[Dataset rows describing interfaces]

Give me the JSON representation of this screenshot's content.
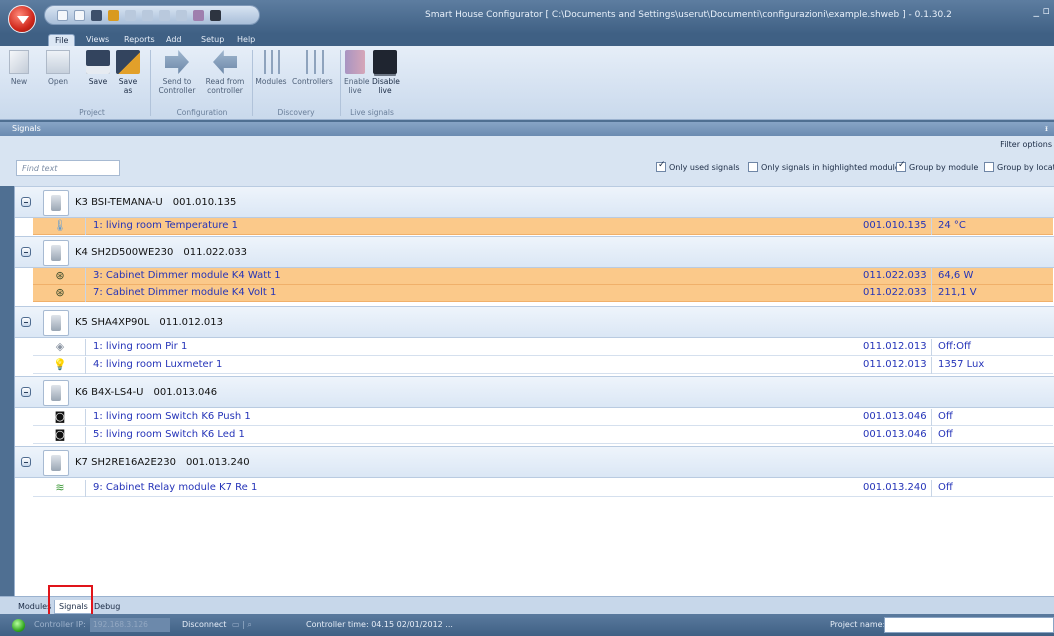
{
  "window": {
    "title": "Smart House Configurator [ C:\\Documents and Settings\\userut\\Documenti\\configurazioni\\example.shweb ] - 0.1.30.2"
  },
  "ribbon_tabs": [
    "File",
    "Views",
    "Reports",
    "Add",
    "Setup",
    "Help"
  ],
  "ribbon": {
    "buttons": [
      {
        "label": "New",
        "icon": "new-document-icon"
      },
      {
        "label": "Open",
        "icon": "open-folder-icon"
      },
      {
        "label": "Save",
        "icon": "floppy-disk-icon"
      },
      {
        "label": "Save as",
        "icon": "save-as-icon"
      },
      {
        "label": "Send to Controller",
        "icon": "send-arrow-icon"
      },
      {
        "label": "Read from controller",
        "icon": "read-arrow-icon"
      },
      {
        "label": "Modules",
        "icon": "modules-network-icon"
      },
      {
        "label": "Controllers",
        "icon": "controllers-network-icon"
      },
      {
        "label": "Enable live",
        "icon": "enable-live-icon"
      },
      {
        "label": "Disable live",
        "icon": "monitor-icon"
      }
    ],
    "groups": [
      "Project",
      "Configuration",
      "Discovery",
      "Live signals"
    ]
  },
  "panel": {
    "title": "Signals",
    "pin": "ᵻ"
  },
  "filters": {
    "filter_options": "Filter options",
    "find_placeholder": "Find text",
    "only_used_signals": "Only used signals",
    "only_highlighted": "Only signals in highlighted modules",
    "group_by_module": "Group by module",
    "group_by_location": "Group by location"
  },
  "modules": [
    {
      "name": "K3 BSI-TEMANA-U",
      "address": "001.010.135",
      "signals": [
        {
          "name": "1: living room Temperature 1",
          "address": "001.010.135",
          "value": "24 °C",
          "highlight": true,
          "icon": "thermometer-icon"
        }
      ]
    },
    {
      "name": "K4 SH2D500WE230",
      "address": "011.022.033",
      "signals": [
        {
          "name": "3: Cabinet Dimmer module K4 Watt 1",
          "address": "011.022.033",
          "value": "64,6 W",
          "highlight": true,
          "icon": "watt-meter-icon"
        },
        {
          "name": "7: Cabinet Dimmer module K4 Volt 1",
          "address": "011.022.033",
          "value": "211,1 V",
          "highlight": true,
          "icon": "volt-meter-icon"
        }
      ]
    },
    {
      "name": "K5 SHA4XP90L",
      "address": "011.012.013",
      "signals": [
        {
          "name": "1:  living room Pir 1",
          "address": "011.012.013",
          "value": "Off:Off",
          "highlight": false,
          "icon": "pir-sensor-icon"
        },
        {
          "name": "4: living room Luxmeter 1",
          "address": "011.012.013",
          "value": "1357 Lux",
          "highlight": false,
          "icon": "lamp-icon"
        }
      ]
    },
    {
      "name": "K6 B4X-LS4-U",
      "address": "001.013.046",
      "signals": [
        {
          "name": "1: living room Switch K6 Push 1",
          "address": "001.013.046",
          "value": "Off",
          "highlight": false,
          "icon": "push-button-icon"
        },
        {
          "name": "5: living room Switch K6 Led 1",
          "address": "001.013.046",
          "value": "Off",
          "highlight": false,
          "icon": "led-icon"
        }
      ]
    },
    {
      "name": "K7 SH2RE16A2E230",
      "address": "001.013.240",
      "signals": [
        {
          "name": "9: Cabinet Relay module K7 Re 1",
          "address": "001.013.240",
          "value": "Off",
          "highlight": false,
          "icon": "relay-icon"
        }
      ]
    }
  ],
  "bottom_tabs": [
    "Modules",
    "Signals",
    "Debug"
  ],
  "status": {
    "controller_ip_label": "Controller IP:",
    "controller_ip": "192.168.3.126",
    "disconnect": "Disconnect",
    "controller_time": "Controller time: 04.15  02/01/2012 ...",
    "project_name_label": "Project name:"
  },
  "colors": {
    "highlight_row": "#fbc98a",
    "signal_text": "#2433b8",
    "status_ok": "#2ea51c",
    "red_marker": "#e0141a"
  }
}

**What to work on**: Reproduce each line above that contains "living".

**Result of this task**:
          "name": "1: living room Temperature 1",
          "name": "1:  living room Pir 1",
          "name": "4: living room Luxmeter 1",
          "name": "1: living room Switch K6 Push 1",
          "name": "5: living room Switch K6 Led 1",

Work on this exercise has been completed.